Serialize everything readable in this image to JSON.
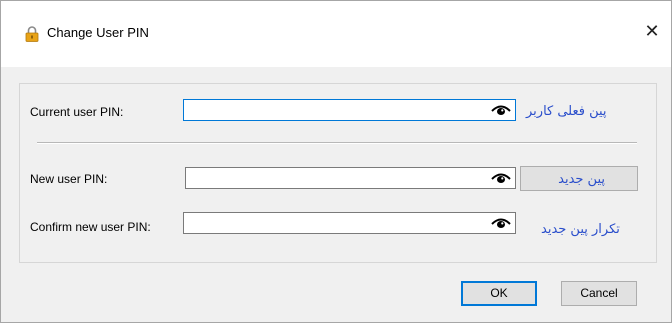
{
  "dialog": {
    "title": "Change User PIN",
    "icon": "lock-icon",
    "close_glyph": "✕"
  },
  "form": {
    "current_pin": {
      "label": "Current user PIN:",
      "value": "",
      "persian_label": "پین فعلی کاربر",
      "reveal_icon": "eye-icon"
    },
    "new_pin": {
      "label": "New user PIN:",
      "value": "",
      "persian_label": "پین جدید",
      "reveal_icon": "eye-icon"
    },
    "confirm_pin": {
      "label": "Confirm new user PIN:",
      "value": "",
      "persian_label": "تکرار پین جدید",
      "reveal_icon": "eye-icon"
    }
  },
  "buttons": {
    "ok": "OK",
    "cancel": "Cancel"
  },
  "colors": {
    "accent": "#0078d7",
    "persian_text": "#2a4ecb",
    "dialog_bg": "#f0f0f0"
  }
}
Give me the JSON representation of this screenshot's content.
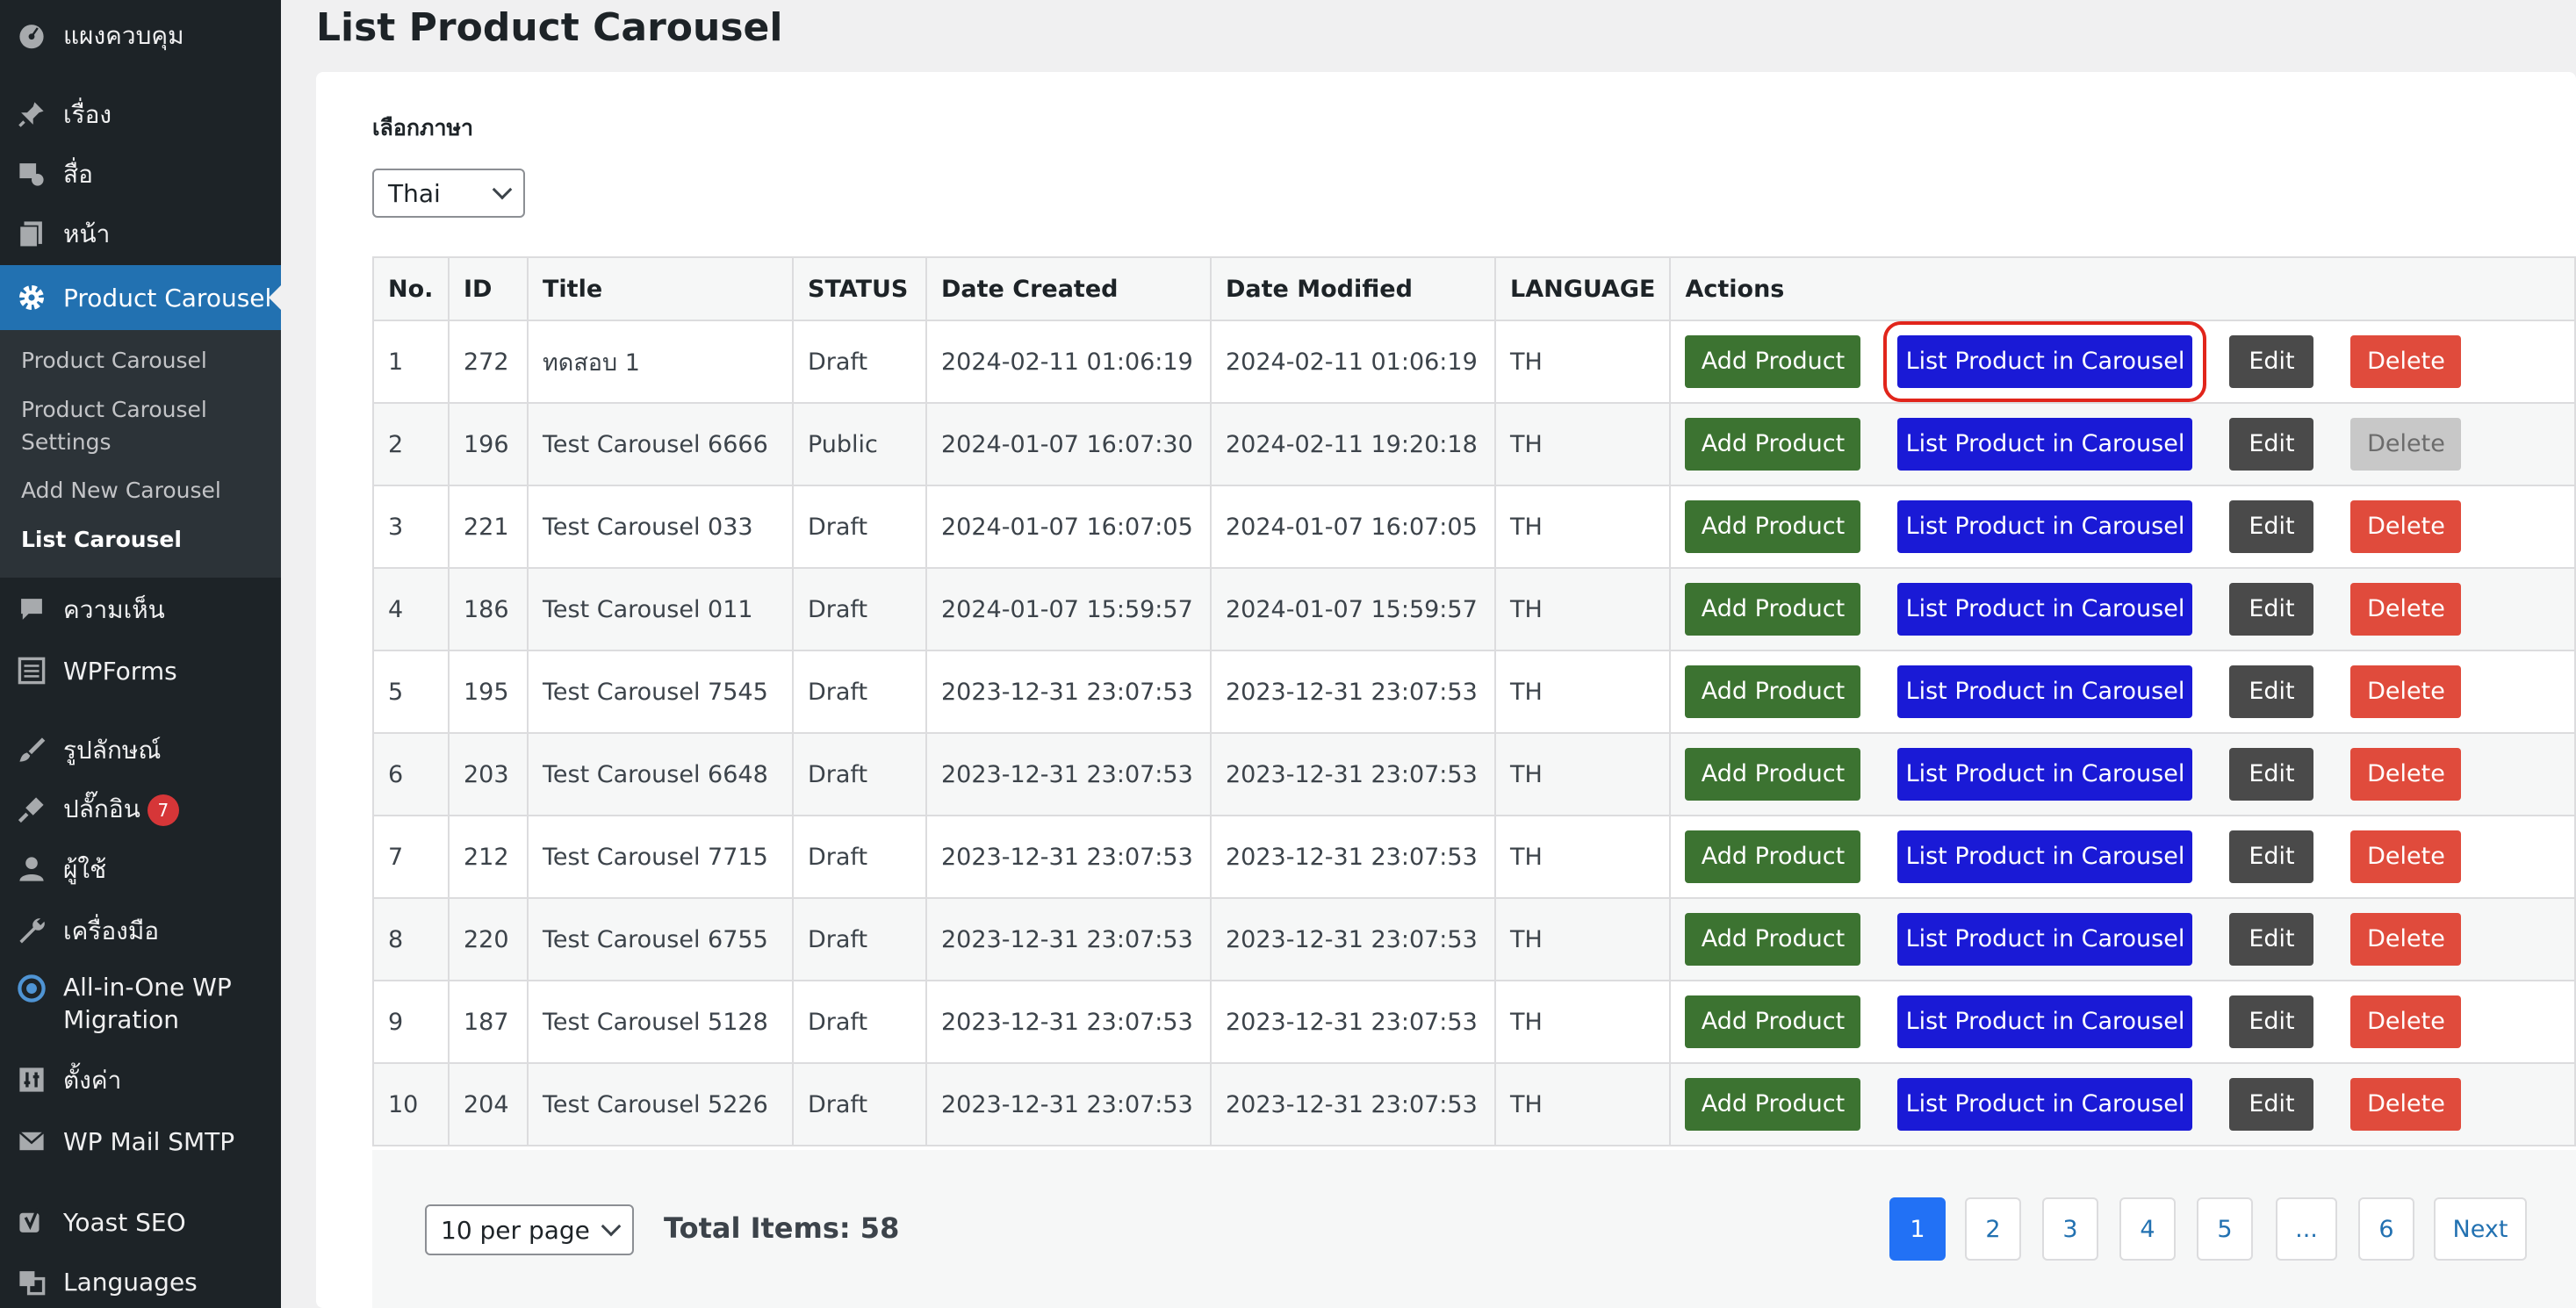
{
  "sidebar": {
    "items": [
      {
        "label": "แผงควบคุม",
        "icon": "dashboard-icon"
      },
      {
        "label": "เรื่อง",
        "icon": "pin-icon"
      },
      {
        "label": "สื่อ",
        "icon": "media-icon"
      },
      {
        "label": "หน้า",
        "icon": "page-icon"
      },
      {
        "label": "Product Carousel",
        "icon": "gear-icon"
      },
      {
        "label": "ความเห็น",
        "icon": "comment-icon"
      },
      {
        "label": "WPForms",
        "icon": "forms-icon"
      },
      {
        "label": "รูปลักษณ์",
        "icon": "brush-icon"
      },
      {
        "label": "ปลั๊กอิน",
        "icon": "plugin-icon",
        "badge": "7"
      },
      {
        "label": "ผู้ใช้",
        "icon": "user-icon"
      },
      {
        "label": "เครื่องมือ",
        "icon": "wrench-icon"
      },
      {
        "label": "All-in-One WP Migration",
        "icon": "migration-icon"
      },
      {
        "label": "ตั้งค่า",
        "icon": "settings-icon"
      },
      {
        "label": "WP Mail SMTP",
        "icon": "mail-icon"
      },
      {
        "label": "Yoast SEO",
        "icon": "yoast-icon"
      },
      {
        "label": "Languages",
        "icon": "languages-icon"
      }
    ],
    "submenu": [
      "Product Carousel",
      "Product Carousel Settings",
      "Add New Carousel",
      "List Carousel"
    ]
  },
  "page": {
    "title": "List Product Carousel",
    "language_label": "เลือกภาษา",
    "language_value": "Thai"
  },
  "table": {
    "headers": [
      "No.",
      "ID",
      "Title",
      "STATUS",
      "Date Created",
      "Date Modified",
      "LANGUAGE",
      "Actions"
    ],
    "buttons": {
      "add": "Add Product",
      "list": "List Product in Carousel",
      "edit": "Edit",
      "delete": "Delete"
    },
    "rows": [
      [
        "1",
        "272",
        "ทดสอบ 1",
        "Draft",
        "2024-02-11 01:06:19",
        "2024-02-11 01:06:19",
        "TH"
      ],
      [
        "2",
        "196",
        "Test Carousel 6666",
        "Public",
        "2024-01-07 16:07:30",
        "2024-02-11 19:20:18",
        "TH"
      ],
      [
        "3",
        "221",
        "Test Carousel 033",
        "Draft",
        "2024-01-07 16:07:05",
        "2024-01-07 16:07:05",
        "TH"
      ],
      [
        "4",
        "186",
        "Test Carousel 011",
        "Draft",
        "2024-01-07 15:59:57",
        "2024-01-07 15:59:57",
        "TH"
      ],
      [
        "5",
        "195",
        "Test Carousel 7545",
        "Draft",
        "2023-12-31 23:07:53",
        "2023-12-31 23:07:53",
        "TH"
      ],
      [
        "6",
        "203",
        "Test Carousel 6648",
        "Draft",
        "2023-12-31 23:07:53",
        "2023-12-31 23:07:53",
        "TH"
      ],
      [
        "7",
        "212",
        "Test Carousel 7715",
        "Draft",
        "2023-12-31 23:07:53",
        "2023-12-31 23:07:53",
        "TH"
      ],
      [
        "8",
        "220",
        "Test Carousel 6755",
        "Draft",
        "2023-12-31 23:07:53",
        "2023-12-31 23:07:53",
        "TH"
      ],
      [
        "9",
        "187",
        "Test Carousel 5128",
        "Draft",
        "2023-12-31 23:07:53",
        "2023-12-31 23:07:53",
        "TH"
      ],
      [
        "10",
        "204",
        "Test Carousel 5226",
        "Draft",
        "2023-12-31 23:07:53",
        "2023-12-31 23:07:53",
        "TH"
      ]
    ]
  },
  "footer": {
    "per_page": "10 per page",
    "total": "Total Items: 58",
    "pages": [
      "1",
      "2",
      "3",
      "4",
      "5",
      "...",
      "6"
    ],
    "next": "Next"
  },
  "colors": {
    "sidebar": "#1d2327",
    "active_menu": "#2271b1",
    "add_button": "#3c7331",
    "list_button": "#1a1ad6",
    "edit_button": "#4a4a4a",
    "delete_button": "#e04b3c",
    "highlight": "#e1251b"
  }
}
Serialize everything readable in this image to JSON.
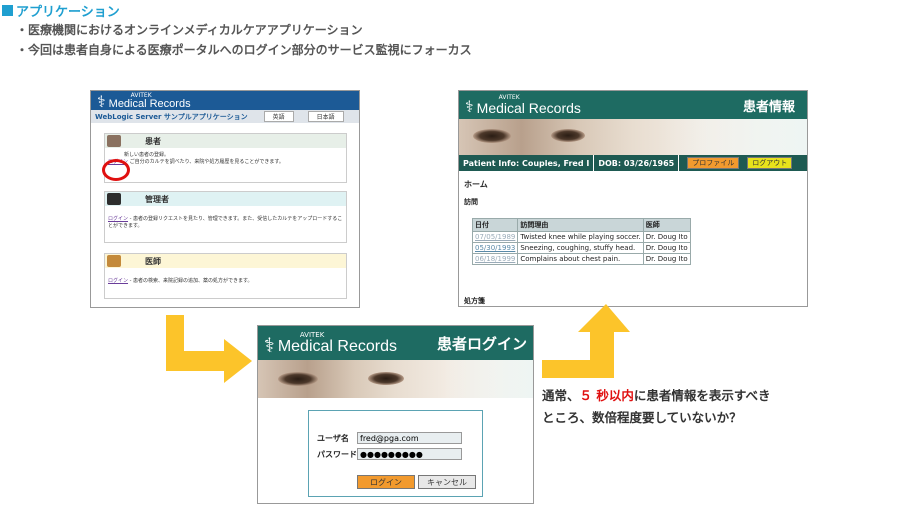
{
  "header": {
    "title": "アプリケーション",
    "bullets": [
      "・医療機関におけるオンラインメディカルケアアプリケーション",
      "・今回は患者自身による医療ポータルへのログイン部分のサービス監視にフォーカス"
    ]
  },
  "brand": {
    "small": "AVITEK",
    "big": "Medical Records"
  },
  "colors": {
    "accent": "#1f9fd0",
    "teal": "#1e6b62",
    "arrow": "#fcc42a",
    "highlight": "#e01010"
  },
  "panel1": {
    "subbar_title": "WebLogic Server サンプルアプリケーション",
    "lang_buttons": [
      "英語",
      "日本語"
    ],
    "roles": [
      {
        "heading": "患者",
        "link": "ログイン",
        "text": "新しい患者の登録。",
        "text2": "ご自分のカルテを調べたり、来院や処方履歴を見ることができます。"
      },
      {
        "heading": "管理者",
        "link": "ログイン",
        "text": "- 患者の登録リクエストを見たり、管理できます。また、受信したカルテをアップロードすることができます。"
      },
      {
        "heading": "医師",
        "link": "ログイン",
        "text": "- 患者の検索、来院記録の追加、薬の処方ができます。"
      }
    ]
  },
  "panel2": {
    "page_title": "患者情報",
    "patient_info": "Patient Info: Couples,  Fred  I",
    "dob": "DOB: 03/26/1965",
    "profile_button": "プロファイル",
    "logout_button": "ログアウト",
    "home": "ホーム",
    "visits_heading": "訪問",
    "table": {
      "headers": [
        "日付",
        "訪問理由",
        "医師"
      ],
      "rows": [
        [
          "07/05/1989",
          "Twisted knee while playing soccer.",
          "Dr. Doug Ito"
        ],
        [
          "05/30/1993",
          "Sneezing, coughing, stuffy head.",
          "Dr. Doug Ito"
        ],
        [
          "06/18/1999",
          "Complains about chest pain.",
          "Dr. Doug Ito"
        ]
      ]
    },
    "prescriptions_heading": "処方箋"
  },
  "panel3": {
    "page_title": "患者ログイン",
    "username_label": "ユーザ名",
    "username_value": "fred@pga.com",
    "password_label": "パスワード",
    "password_value": "●●●●●●●●●",
    "login_button": "ログイン",
    "cancel_button": "キャンセル"
  },
  "callout": {
    "line1_pre": "通常、",
    "line1_red": "５ 秒以内",
    "line1_post": "に患者情報を表示すべき",
    "line2": "ところ、数倍程度要していないか？"
  }
}
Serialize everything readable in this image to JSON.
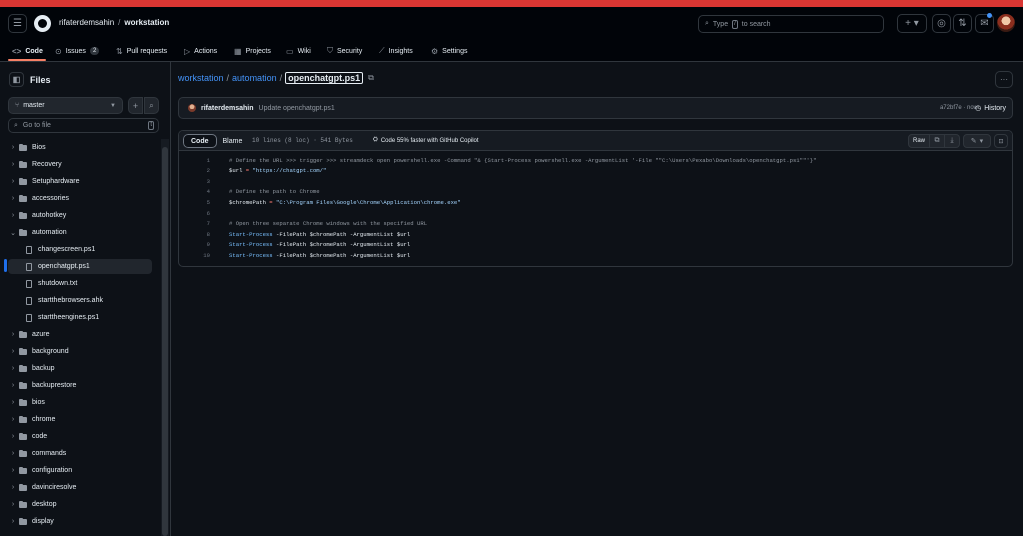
{
  "header": {
    "owner": "rifaterdemsahin",
    "separator": "/",
    "repo": "workstation",
    "search_prefix": "Type",
    "search_key": "/",
    "search_suffix": "to search",
    "plus_icon": "plus-icon",
    "issues_icon": "circle-dot-icon",
    "pr_icon": "git-pull-request-icon",
    "inbox_icon": "inbox-icon"
  },
  "tabs": [
    {
      "label": "Code",
      "icon": "code-icon"
    },
    {
      "label": "Issues",
      "icon": "issue-icon",
      "count": "2"
    },
    {
      "label": "Pull requests",
      "icon": "pull-request-icon"
    },
    {
      "label": "Actions",
      "icon": "play-icon"
    },
    {
      "label": "Projects",
      "icon": "table-icon"
    },
    {
      "label": "Wiki",
      "icon": "book-icon"
    },
    {
      "label": "Security",
      "icon": "shield-icon"
    },
    {
      "label": "Insights",
      "icon": "graph-icon"
    },
    {
      "label": "Settings",
      "icon": "gear-icon"
    }
  ],
  "sidebar": {
    "title": "Files",
    "branch": "master",
    "goto_placeholder": "Go to file",
    "goto_key": "t",
    "items": [
      {
        "label": "Bios",
        "type": "folder",
        "expanded": false
      },
      {
        "label": "Recovery",
        "type": "folder",
        "expanded": false
      },
      {
        "label": "Setuphardware",
        "type": "folder",
        "expanded": false
      },
      {
        "label": "accessories",
        "type": "folder",
        "expanded": false
      },
      {
        "label": "autohotkey",
        "type": "folder",
        "expanded": false
      },
      {
        "label": "automation",
        "type": "folder",
        "expanded": true
      },
      {
        "label": "changescreen.ps1",
        "type": "file"
      },
      {
        "label": "openchatgpt.ps1",
        "type": "file",
        "selected": true
      },
      {
        "label": "shutdown.txt",
        "type": "file"
      },
      {
        "label": "startthebrowsers.ahk",
        "type": "file"
      },
      {
        "label": "starttheengines.ps1",
        "type": "file"
      },
      {
        "label": "azure",
        "type": "folder",
        "expanded": false
      },
      {
        "label": "background",
        "type": "folder",
        "expanded": false
      },
      {
        "label": "backup",
        "type": "folder",
        "expanded": false
      },
      {
        "label": "backuprestore",
        "type": "folder",
        "expanded": false
      },
      {
        "label": "bios",
        "type": "folder",
        "expanded": false
      },
      {
        "label": "chrome",
        "type": "folder",
        "expanded": false
      },
      {
        "label": "code",
        "type": "folder",
        "expanded": false
      },
      {
        "label": "commands",
        "type": "folder",
        "expanded": false
      },
      {
        "label": "configuration",
        "type": "folder",
        "expanded": false
      },
      {
        "label": "davinciresolve",
        "type": "folder",
        "expanded": false
      },
      {
        "label": "desktop",
        "type": "folder",
        "expanded": false
      },
      {
        "label": "display",
        "type": "folder",
        "expanded": false
      }
    ]
  },
  "breadcrumb": {
    "repo": "workstation",
    "folder": "automation",
    "file": "openchatgpt.ps1"
  },
  "commit": {
    "author": "rifaterdemsahin",
    "message": "Update openchatgpt.ps1",
    "meta": "a72bf7e · now",
    "history_label": "History"
  },
  "viewer": {
    "code_tab": "Code",
    "blame_tab": "Blame",
    "file_info": "10 lines (8 loc) · 541 Bytes",
    "copilot": "Code 55% faster with GitHub Copilot",
    "raw_label": "Raw",
    "lines": [
      {
        "n": "1",
        "text": "# Define the URL >>> trigger >>> streamdeck open powershell.exe -Command \"& {Start-Process powershell.exe -ArgumentList '-File \"\"C:\\Users\\Pexabo\\Downloads\\openchatgpt.ps1\"\"'}\""
      },
      {
        "n": "2",
        "text": "$url = \"https://chatgpt.com/\""
      },
      {
        "n": "3",
        "text": ""
      },
      {
        "n": "4",
        "text": "# Define the path to Chrome"
      },
      {
        "n": "5",
        "text": "$chromePath = \"C:\\Program Files\\Google\\Chrome\\Application\\chrome.exe\""
      },
      {
        "n": "6",
        "text": ""
      },
      {
        "n": "7",
        "text": "# Open three separate Chrome windows with the specified URL"
      },
      {
        "n": "8",
        "text": "Start-Process -FilePath $chromePath -ArgumentList $url"
      },
      {
        "n": "9",
        "text": "Start-Process -FilePath $chromePath -ArgumentList $url"
      },
      {
        "n": "10",
        "text": "Start-Process -FilePath $chromePath -ArgumentList $url"
      }
    ]
  },
  "colors": {
    "accent_bar": "#da3633",
    "link": "#4493f8",
    "tab_underline": "#f78166"
  }
}
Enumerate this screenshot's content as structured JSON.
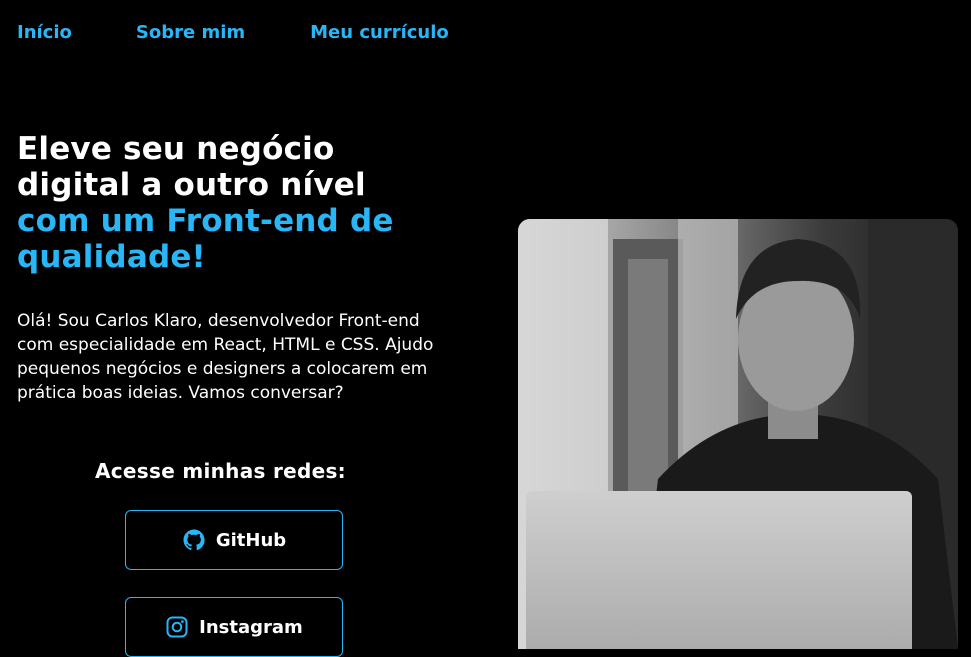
{
  "nav": {
    "items": [
      {
        "label": "Início"
      },
      {
        "label": "Sobre mim"
      },
      {
        "label": "Meu currículo"
      }
    ]
  },
  "hero": {
    "headline_white_1": "Eleve seu negócio",
    "headline_white_2": "digital a outro nível",
    "headline_blue_1": "com um Front-end de",
    "headline_blue_2": "qualidade!",
    "intro": "Olá! Sou Carlos Klaro, desenvolvedor Front-end com especialidade em React, HTML e CSS. Ajudo pequenos negócios e designers a colocarem em prática boas ideias. Vamos conversar?"
  },
  "social": {
    "title": "Acesse minhas redes:",
    "buttons": [
      {
        "label": "GitHub",
        "icon": "github-icon"
      },
      {
        "label": "Instagram",
        "icon": "instagram-icon"
      }
    ]
  },
  "colors": {
    "accent": "#29b6f6",
    "background": "#000000",
    "text": "#ffffff"
  }
}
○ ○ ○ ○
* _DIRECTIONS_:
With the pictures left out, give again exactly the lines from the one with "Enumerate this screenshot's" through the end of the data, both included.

* _OUTPUT FOR THIS TASK_:
Enumerate this screenshot's content as structured JSON.
{
  "nav": {
    "items": [
      {
        "label": "Início"
      },
      {
        "label": "Sobre mim"
      },
      {
        "label": "Meu currículo"
      }
    ]
  },
  "hero": {
    "headline_white_1": "Eleve seu negócio",
    "headline_white_2": "digital a outro nível",
    "headline_blue_1": "com um Front-end de",
    "headline_blue_2": "qualidade!",
    "intro": "Olá! Sou Carlos Klaro, desenvolvedor Front-end com especialidade em React, HTML e CSS. Ajudo pequenos negócios e designers a colocarem em prática boas ideias. Vamos conversar?"
  },
  "social": {
    "title": "Acesse minhas redes:",
    "buttons": [
      {
        "label": "GitHub",
        "icon": "github-icon"
      },
      {
        "label": "Instagram",
        "icon": "instagram-icon"
      }
    ]
  },
  "colors": {
    "accent": "#29b6f6",
    "background": "#000000",
    "text": "#ffffff"
  }
}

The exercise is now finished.